New research could help inform forest management
By Bob Berwyn
SUMMIT COUNTY — While many forest managers and politicians are still broad-brushing the wildfire danger associated with beetle-killed forests, a new report once again suggests that the fire hazard linked with beetle-kill has been overstated.
After reviewing some of the latest research, the authors of the paper concluded that, “To date, the majority of studies have found no increase in fire occurrence, extent, or severity following outbreaks of spruce beetle … and mountain pine beetle … in Colorado, Wyoming, and other areas.”
Instead, there’s more and more evidence that climate — specifically global warming — is the main factor.
“The main message is that, if we want to understand fire dynamics, we need to understand the ultimate cause and effect,” said CSU professor Barry Noon, one of the coauthors. “The real drivers are drought conditions, temperatures and precipitation. That highlights the human factor in the equation,” Noon said, referring to global warming driven by greenhouse gas emissions. “That may make us uncomfortable, but the evidence just keeps accumulating all the time,” he said.
“The studies pretty clearly show that fires and bark beetles linked to the same thing; drought, warming and climate change,” said coauthor Scott Black, of the Xerces Society for Invertebrate Conservation.

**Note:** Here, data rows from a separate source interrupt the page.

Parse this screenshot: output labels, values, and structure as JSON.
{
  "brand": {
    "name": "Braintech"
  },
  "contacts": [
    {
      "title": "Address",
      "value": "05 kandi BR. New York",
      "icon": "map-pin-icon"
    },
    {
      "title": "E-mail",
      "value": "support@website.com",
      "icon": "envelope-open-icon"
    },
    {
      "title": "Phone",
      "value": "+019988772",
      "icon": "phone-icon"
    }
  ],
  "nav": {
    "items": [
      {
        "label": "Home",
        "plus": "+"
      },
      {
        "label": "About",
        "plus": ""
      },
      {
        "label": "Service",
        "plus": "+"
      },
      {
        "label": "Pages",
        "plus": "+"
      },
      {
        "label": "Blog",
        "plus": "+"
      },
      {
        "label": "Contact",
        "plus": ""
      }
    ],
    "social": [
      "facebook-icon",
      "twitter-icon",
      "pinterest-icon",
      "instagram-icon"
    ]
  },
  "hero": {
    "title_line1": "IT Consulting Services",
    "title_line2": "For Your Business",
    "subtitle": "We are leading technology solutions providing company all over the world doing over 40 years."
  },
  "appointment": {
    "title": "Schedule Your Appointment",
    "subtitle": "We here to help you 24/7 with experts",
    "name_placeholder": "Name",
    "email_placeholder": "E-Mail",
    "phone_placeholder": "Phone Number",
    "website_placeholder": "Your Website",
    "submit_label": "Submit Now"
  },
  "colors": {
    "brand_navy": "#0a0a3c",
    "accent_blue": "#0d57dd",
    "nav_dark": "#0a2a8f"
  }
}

“We’ve looked at studies from fire experts, geographers … there is no evidence to show that there are more fires when the trees are dead,” Black said. “It’s really all about the climate. If you have drought, the trees are stressed and you have larger bark beetle outbreaks.”
The paper is partly framed in the context of the persistent pressure “to do something” about bark beetle outbreaks, as land managers and politicians push for more funding to do landscape-level mechanical treatments.
Nobody disputes the need to try and reduce potential wildfire damage right around homes and other developments, but there is still a debate about whether large-scale treatments could help reduce the chance for catastrophic crown fires.
But the BioOne paper concludes that active crown fires happen when forests are dry, and not by variations in stand structure.like those resulting from beetle infestations. Thinning may help prevent small outbreaks, but probably won’t reduce susceptibility to large, landscape-scale epidemics.
There just aren’t any studies out there showing that there are more wildfires in beetle-killed forests, Black said.
“I think what’s important about this is, I really understand how you get this visceral reaction when the trees turn brown. That’s been the situation the past decade. We want to take action, but that action is not as easy or as clear as one might think. Because climate is driving bark beetle and fires, logging may not get us anywhere.”